Required work: Count every line in the entries that follow where the word "JSON" appears, then state only the total.

Extracted material:

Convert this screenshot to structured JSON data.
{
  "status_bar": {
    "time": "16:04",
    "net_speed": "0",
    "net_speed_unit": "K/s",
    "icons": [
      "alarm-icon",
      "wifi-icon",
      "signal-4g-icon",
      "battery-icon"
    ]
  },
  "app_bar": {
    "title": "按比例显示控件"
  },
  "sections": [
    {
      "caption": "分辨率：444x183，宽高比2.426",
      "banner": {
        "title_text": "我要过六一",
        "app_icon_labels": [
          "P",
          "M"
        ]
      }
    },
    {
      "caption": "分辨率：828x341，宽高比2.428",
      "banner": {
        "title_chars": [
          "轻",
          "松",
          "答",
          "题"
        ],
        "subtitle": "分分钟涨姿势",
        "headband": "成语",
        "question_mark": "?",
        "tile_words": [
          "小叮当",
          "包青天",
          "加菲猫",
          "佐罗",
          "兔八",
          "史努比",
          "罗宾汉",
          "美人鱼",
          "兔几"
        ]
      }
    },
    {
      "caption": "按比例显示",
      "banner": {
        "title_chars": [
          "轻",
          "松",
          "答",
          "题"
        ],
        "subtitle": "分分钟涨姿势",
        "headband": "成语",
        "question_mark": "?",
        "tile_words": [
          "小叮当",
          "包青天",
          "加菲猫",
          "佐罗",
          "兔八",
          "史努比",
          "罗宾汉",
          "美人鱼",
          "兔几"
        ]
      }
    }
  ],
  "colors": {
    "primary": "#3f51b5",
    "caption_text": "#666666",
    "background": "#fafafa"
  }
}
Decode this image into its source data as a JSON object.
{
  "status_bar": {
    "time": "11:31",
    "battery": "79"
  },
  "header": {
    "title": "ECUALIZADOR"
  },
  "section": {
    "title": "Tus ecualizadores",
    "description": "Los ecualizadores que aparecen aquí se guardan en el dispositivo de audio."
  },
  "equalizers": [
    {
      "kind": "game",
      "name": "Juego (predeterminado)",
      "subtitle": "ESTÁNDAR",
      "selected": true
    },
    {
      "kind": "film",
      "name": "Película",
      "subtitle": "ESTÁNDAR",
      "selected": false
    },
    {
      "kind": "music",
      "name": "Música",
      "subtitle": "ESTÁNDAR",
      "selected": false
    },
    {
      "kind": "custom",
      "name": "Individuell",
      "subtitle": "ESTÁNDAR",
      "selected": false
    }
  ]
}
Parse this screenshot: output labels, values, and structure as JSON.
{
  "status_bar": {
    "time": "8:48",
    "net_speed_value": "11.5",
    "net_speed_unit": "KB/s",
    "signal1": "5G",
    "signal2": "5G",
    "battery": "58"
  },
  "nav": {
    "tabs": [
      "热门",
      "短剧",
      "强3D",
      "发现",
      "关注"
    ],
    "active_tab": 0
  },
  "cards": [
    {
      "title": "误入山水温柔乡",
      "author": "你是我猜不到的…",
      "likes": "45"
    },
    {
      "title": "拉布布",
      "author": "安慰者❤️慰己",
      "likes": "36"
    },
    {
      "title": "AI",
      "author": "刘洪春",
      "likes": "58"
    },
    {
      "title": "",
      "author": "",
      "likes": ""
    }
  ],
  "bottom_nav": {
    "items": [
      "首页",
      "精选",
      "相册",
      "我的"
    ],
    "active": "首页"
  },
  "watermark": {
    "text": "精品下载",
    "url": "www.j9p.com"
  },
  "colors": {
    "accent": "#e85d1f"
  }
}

Reply: 3